*** Available records ***
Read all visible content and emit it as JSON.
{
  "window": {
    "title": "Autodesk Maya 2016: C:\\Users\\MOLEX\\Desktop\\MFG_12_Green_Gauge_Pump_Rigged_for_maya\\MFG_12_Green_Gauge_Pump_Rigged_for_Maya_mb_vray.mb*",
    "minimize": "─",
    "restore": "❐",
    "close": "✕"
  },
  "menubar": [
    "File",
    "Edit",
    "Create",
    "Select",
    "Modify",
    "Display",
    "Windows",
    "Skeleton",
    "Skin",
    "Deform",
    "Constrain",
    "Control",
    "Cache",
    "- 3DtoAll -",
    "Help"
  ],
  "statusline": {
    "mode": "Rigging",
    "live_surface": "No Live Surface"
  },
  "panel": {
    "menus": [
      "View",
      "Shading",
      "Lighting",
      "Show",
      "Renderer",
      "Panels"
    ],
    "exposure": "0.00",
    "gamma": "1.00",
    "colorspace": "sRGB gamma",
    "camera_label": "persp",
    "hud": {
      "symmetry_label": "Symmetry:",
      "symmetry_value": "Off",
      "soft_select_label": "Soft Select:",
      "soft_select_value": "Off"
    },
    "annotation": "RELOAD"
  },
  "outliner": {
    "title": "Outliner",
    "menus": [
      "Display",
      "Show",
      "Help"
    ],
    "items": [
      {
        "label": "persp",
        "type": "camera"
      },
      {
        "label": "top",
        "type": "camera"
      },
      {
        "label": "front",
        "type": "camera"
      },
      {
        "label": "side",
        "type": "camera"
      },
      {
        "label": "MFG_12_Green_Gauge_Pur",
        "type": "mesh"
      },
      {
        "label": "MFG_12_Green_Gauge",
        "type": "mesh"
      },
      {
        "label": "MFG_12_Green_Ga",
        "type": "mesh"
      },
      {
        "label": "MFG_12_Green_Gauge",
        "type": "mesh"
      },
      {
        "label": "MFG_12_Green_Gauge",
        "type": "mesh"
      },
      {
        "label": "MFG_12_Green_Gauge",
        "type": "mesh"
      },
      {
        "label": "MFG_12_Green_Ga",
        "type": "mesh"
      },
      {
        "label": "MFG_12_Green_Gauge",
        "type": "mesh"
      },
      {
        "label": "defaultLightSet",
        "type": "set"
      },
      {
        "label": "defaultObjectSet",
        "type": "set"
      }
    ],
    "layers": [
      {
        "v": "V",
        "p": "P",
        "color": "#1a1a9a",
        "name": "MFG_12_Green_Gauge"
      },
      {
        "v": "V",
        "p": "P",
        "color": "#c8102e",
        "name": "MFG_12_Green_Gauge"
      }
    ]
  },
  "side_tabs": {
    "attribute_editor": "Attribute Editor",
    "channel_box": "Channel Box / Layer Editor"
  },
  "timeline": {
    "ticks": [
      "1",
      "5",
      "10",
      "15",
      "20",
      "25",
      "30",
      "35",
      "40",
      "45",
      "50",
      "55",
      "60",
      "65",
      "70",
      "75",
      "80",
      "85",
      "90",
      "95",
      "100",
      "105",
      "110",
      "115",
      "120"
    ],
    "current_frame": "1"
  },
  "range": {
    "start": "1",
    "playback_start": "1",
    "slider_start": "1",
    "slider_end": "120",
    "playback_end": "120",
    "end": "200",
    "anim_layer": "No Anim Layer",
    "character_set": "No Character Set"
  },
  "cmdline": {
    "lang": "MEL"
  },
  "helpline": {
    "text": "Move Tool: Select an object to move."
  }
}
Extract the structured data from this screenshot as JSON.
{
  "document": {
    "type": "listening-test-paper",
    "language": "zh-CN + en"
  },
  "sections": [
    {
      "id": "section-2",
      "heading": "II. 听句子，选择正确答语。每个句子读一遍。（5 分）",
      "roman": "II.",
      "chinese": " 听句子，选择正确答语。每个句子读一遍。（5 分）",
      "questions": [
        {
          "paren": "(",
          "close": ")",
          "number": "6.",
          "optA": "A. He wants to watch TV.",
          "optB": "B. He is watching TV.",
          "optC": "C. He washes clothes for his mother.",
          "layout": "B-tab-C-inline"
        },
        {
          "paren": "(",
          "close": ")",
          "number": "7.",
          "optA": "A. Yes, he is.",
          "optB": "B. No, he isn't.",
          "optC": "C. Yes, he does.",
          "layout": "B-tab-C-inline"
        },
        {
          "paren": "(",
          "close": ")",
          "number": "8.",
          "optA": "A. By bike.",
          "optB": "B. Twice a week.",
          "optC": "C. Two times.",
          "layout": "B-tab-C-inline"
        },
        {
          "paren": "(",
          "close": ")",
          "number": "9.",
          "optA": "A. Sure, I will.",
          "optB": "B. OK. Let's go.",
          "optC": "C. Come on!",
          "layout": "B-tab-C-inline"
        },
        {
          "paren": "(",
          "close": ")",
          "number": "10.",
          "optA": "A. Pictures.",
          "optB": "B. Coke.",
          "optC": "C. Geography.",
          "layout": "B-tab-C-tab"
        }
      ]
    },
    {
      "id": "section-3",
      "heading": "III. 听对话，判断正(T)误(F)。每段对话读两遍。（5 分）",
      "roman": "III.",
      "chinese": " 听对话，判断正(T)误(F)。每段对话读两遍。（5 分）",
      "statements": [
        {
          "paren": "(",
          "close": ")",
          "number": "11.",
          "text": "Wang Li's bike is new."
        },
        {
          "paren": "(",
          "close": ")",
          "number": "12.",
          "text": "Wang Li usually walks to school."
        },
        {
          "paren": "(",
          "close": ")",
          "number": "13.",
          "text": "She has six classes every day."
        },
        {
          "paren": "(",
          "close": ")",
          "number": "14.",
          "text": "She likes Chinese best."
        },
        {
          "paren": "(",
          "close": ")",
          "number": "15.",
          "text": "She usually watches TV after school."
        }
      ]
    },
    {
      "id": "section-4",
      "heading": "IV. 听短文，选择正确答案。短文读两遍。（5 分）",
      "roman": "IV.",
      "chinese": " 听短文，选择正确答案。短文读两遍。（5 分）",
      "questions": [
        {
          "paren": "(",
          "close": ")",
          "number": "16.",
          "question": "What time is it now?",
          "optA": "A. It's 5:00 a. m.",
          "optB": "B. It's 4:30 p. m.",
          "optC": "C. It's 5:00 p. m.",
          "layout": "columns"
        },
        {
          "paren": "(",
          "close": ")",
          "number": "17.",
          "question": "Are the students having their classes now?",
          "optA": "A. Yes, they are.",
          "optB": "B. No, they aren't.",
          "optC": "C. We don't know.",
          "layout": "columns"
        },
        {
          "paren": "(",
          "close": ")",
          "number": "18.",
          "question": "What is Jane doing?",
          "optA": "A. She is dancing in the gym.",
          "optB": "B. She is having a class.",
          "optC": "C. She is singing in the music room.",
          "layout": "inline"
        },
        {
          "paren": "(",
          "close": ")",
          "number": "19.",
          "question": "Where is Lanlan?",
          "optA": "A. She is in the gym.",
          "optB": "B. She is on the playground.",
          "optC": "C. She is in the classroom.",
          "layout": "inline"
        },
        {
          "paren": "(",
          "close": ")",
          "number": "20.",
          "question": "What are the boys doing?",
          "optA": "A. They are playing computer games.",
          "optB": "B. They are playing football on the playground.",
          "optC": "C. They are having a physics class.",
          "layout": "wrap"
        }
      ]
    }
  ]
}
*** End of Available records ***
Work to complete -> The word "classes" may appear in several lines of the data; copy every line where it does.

Solution to the exercise ->
          "text": "She has six classes every day."
          "question": "Are the students having their classes now?",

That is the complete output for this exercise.